-------- SOURCE MATERIAL --------
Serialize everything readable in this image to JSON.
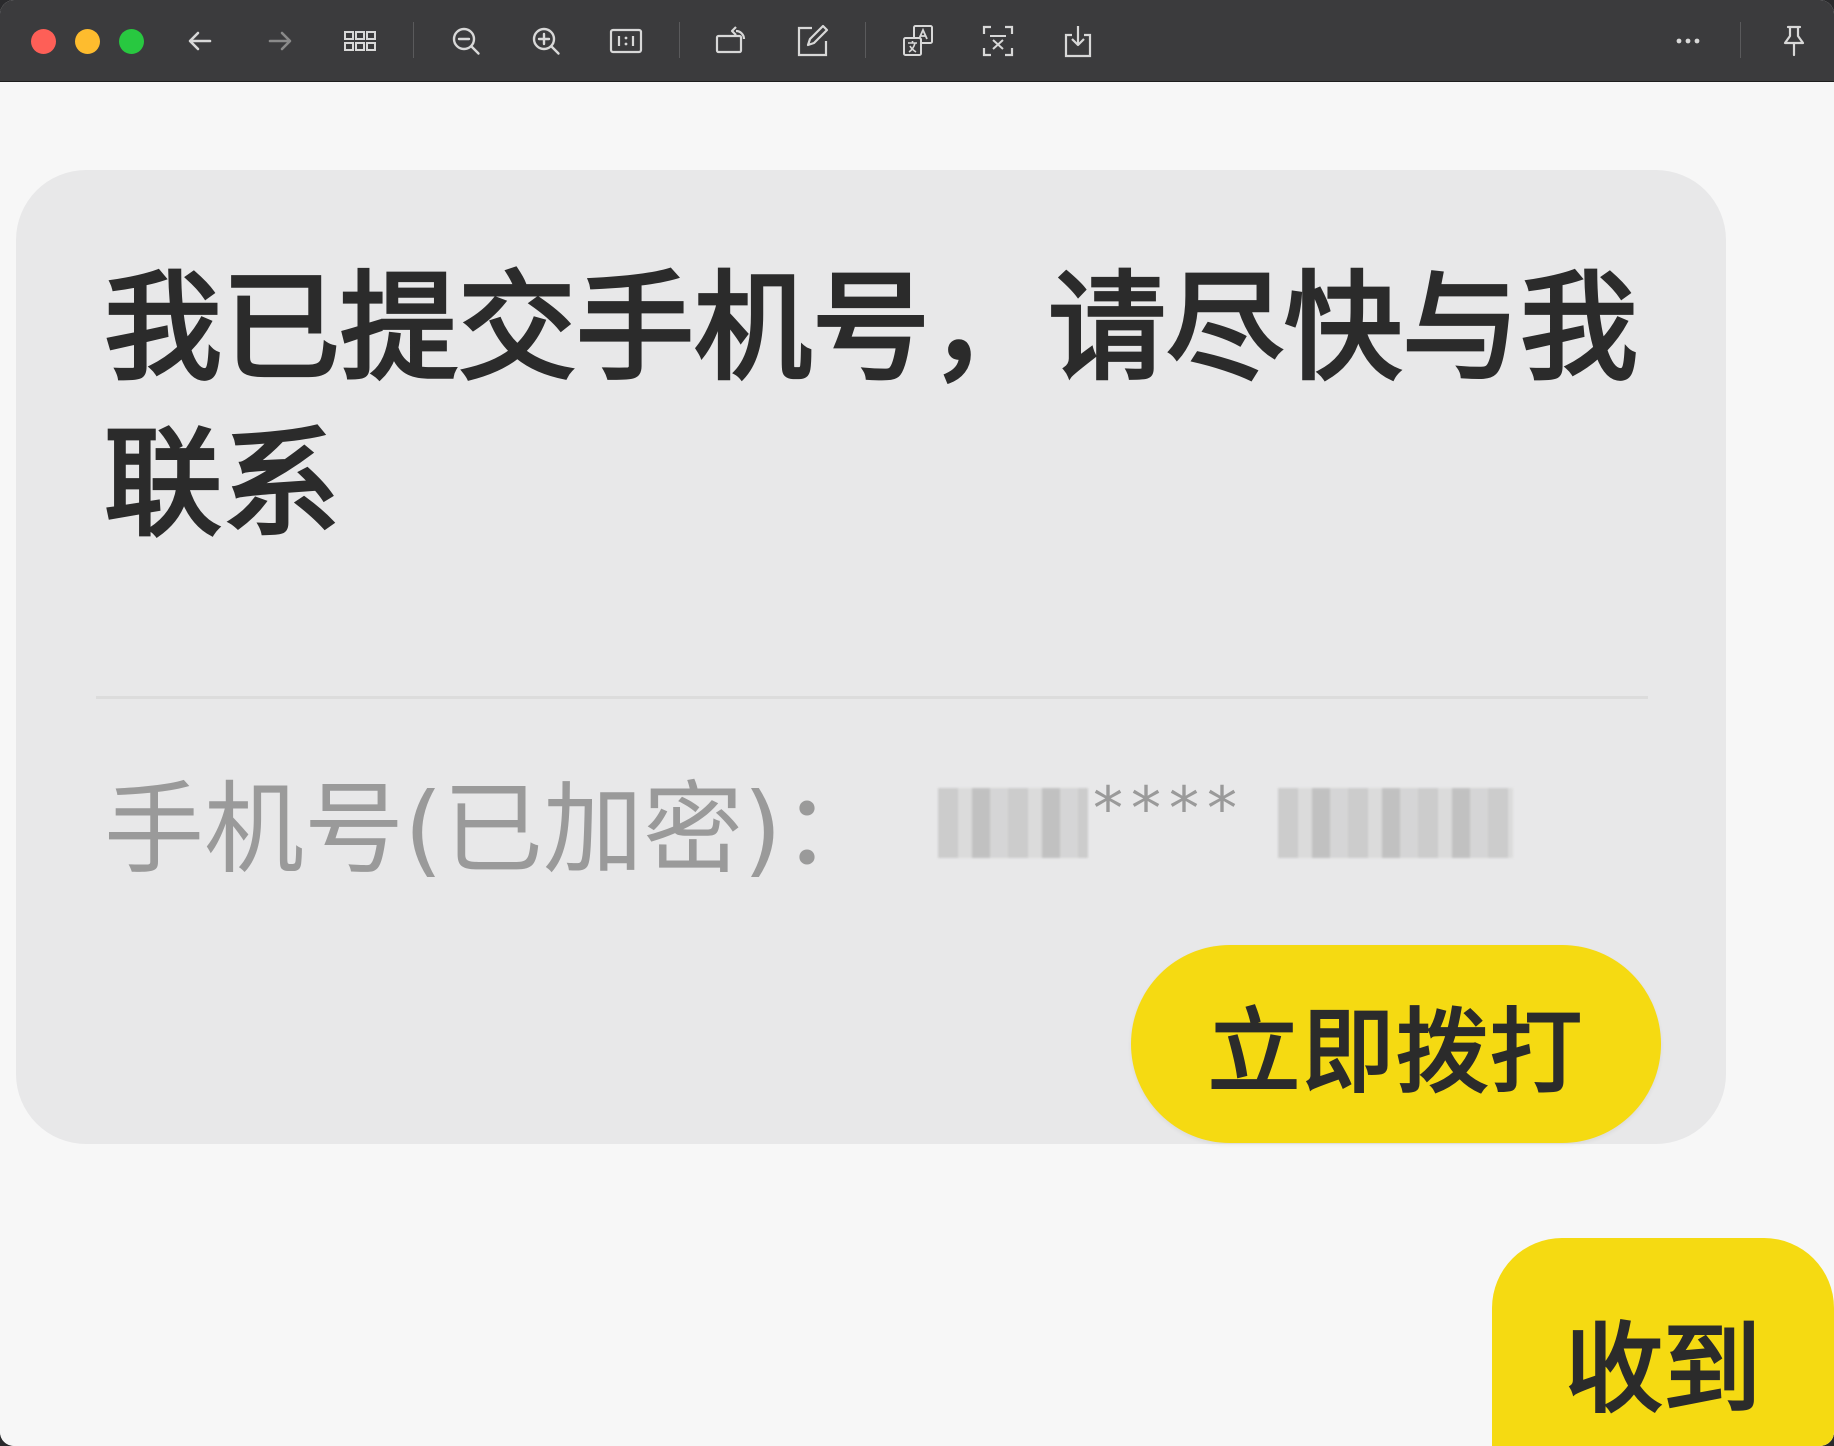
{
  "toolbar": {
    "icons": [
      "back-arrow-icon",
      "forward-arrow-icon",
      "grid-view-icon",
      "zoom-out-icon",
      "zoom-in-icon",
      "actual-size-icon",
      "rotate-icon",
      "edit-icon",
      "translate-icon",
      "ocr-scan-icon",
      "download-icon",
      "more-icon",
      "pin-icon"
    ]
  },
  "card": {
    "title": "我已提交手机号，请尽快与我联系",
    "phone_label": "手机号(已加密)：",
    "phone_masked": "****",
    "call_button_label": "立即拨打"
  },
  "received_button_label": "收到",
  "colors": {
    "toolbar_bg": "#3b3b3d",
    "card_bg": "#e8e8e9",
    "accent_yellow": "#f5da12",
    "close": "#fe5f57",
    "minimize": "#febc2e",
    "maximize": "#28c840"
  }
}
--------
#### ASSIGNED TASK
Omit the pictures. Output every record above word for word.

#### ANSWER TO THIS EXERCISE
Serialize everything readable in this image to JSON.
{
  "toolbar": {
    "icons": [
      "back-arrow-icon",
      "forward-arrow-icon",
      "grid-view-icon",
      "zoom-out-icon",
      "zoom-in-icon",
      "actual-size-icon",
      "rotate-icon",
      "edit-icon",
      "translate-icon",
      "ocr-scan-icon",
      "download-icon",
      "more-icon",
      "pin-icon"
    ]
  },
  "card": {
    "title": "我已提交手机号，请尽快与我联系",
    "phone_label": "手机号(已加密)：",
    "phone_masked": "****",
    "call_button_label": "立即拨打"
  },
  "received_button_label": "收到",
  "colors": {
    "toolbar_bg": "#3b3b3d",
    "card_bg": "#e8e8e9",
    "accent_yellow": "#f5da12",
    "close": "#fe5f57",
    "minimize": "#febc2e",
    "maximize": "#28c840"
  }
}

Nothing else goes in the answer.